## Required work
In the listing below, find each line that holds the string "Revenue" and copy it.

## Records supplied
=== Section Start ===
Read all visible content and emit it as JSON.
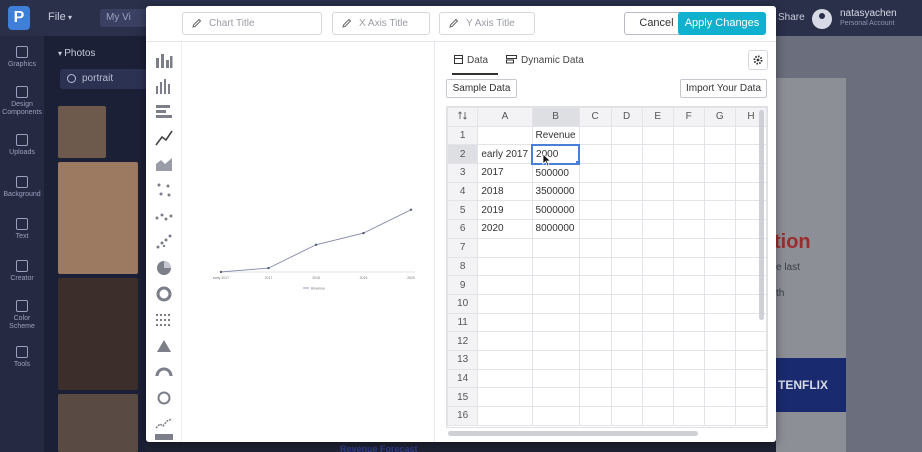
{
  "app": {
    "file_menu": "File",
    "doc_field": "My Vi",
    "share": "Share",
    "user_name": "natasyachen",
    "user_sub": "Personal Account"
  },
  "left_nav": [
    {
      "label": "Graphics"
    },
    {
      "label": "Design Components"
    },
    {
      "label": "Uploads"
    },
    {
      "label": "Background"
    },
    {
      "label": "Text"
    },
    {
      "label": "Creator"
    },
    {
      "label": "Color Scheme"
    },
    {
      "label": "Tools"
    }
  ],
  "assets": {
    "heading": "Photos",
    "search_value": "portrait"
  },
  "background_canvas": {
    "big_text": "tion",
    "line1": "e last",
    "line2": "th",
    "banner": "TENFLIX",
    "forecast": "Revenue Forecast"
  },
  "modal": {
    "chart_title_placeholder": "Chart Title",
    "x_axis_placeholder": "X Axis Title",
    "y_axis_placeholder": "Y Axis Title",
    "cancel_label": "Cancel",
    "apply_label": "Apply Changes",
    "tabs": [
      {
        "label": "Data",
        "active": true
      },
      {
        "label": "Dynamic Data",
        "active": false
      }
    ],
    "sample_data_label": "Sample Data",
    "import_label": "Import Your Data",
    "accent_color": "#0fb1cf"
  },
  "sheet": {
    "columns": [
      "A",
      "B",
      "C",
      "D",
      "E",
      "F",
      "G",
      "H"
    ],
    "rows": [
      [
        "",
        "Revenue"
      ],
      [
        "early 2017",
        "2000"
      ],
      [
        "2017",
        "500000"
      ],
      [
        "2018",
        "3500000"
      ],
      [
        "2019",
        "5000000"
      ],
      [
        "2020",
        "8000000"
      ],
      [],
      [],
      [],
      [],
      [],
      [],
      [],
      [],
      [],
      []
    ],
    "active_cell": "B2"
  },
  "chart_data": {
    "type": "line",
    "categories": [
      "early 2017",
      "2017",
      "2018",
      "2019",
      "2020"
    ],
    "series": [
      {
        "name": "Revenue",
        "values": [
          2000,
          500000,
          3500000,
          5000000,
          8000000
        ]
      }
    ],
    "ylim": [
      0,
      9000000
    ],
    "grid": false,
    "legend": "bottom"
  }
}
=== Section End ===
## Solution to the problem
    "forecast": "Revenue Forecast"
        "Revenue"
        "name": "Revenue",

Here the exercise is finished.